(Directions for this task):
Every record below must be copied exactly, with images dropped.

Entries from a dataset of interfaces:
Content starts

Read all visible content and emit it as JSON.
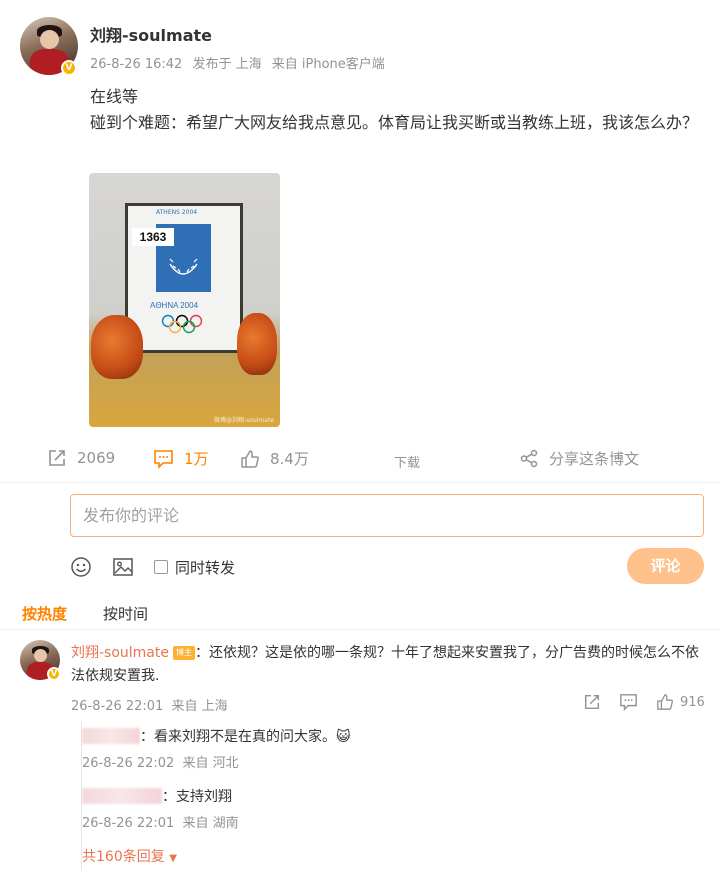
{
  "post": {
    "author": "刘翔-soulmate",
    "date": "26-8-26 16:42",
    "posted_in": "发布于 上海",
    "source": "来自 iPhone客户端",
    "line1": "在线等",
    "line2": "碰到个难题：希望广大网友给我点意见。体育局让我买断或当教练上班，我该怎么办？",
    "image": {
      "bib_number": "1363",
      "poster_top": "ATHENS 2004",
      "poster_bottom": "AΘHNA 2004",
      "watermark": "微博@刘翔-soulmate"
    }
  },
  "actions": {
    "reposts": "2069",
    "comments": "1万",
    "likes": "8.4万",
    "download": "下载",
    "share": "分享这条博文"
  },
  "composer": {
    "placeholder": "发布你的评论",
    "also_repost": "同时转发",
    "submit": "评论"
  },
  "sort": {
    "hot": "按热度",
    "time": "按时间"
  },
  "comment": {
    "author": "刘翔-soulmate",
    "badge": "博主",
    "text": "：还依规？这是依的哪一条规？十年了想起来安置我了，分广告费的时候怎么不依法依规安置我.",
    "date": "26-8-26 22:01",
    "location": "来自 上海",
    "likes": "916",
    "replies": [
      {
        "text": "：看来刘翔不是在真的问大家。😺",
        "date": "26-8-26 22:02",
        "location": "来自 河北"
      },
      {
        "text": "：支持刘翔",
        "date": "26-8-26 22:01",
        "location": "来自 湖南"
      }
    ],
    "more_replies": "共160条回复"
  },
  "colors": {
    "accent": "#ff8200",
    "name_link": "#eb7350",
    "meta_gray": "#939393",
    "submit_bg": "#ffc18c"
  }
}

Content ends

(Solution to this problem):
Read all visible content and emit it as JSON.
{
  "post": {
    "author": "刘翔-soulmate",
    "date": "26-8-26 16:42",
    "posted_in": "发布于 上海",
    "source": "来自 iPhone客户端",
    "line1": "在线等",
    "line2": "碰到个难题：希望广大网友给我点意见。体育局让我买断或当教练上班，我该怎么办？",
    "image": {
      "bib_number": "1363",
      "poster_top": "ATHENS 2004",
      "poster_bottom": "AΘHNA 2004",
      "watermark": "微博@刘翔-soulmate"
    }
  },
  "actions": {
    "reposts": "2069",
    "comments": "1万",
    "likes": "8.4万",
    "download": "下载",
    "share": "分享这条博文"
  },
  "composer": {
    "placeholder": "发布你的评论",
    "also_repost": "同时转发",
    "submit": "评论"
  },
  "sort": {
    "hot": "按热度",
    "time": "按时间"
  },
  "comment": {
    "author": "刘翔-soulmate",
    "badge": "博主",
    "text": "：还依规？这是依的哪一条规？十年了想起来安置我了，分广告费的时候怎么不依法依规安置我.",
    "date": "26-8-26 22:01",
    "location": "来自 上海",
    "likes": "916",
    "replies": [
      {
        "text": "：看来刘翔不是在真的问大家。😺",
        "date": "26-8-26 22:02",
        "location": "来自 河北"
      },
      {
        "text": "：支持刘翔",
        "date": "26-8-26 22:01",
        "location": "来自 湖南"
      }
    ],
    "more_replies": "共160条回复"
  },
  "colors": {
    "accent": "#ff8200",
    "name_link": "#eb7350",
    "meta_gray": "#939393",
    "submit_bg": "#ffc18c"
  }
}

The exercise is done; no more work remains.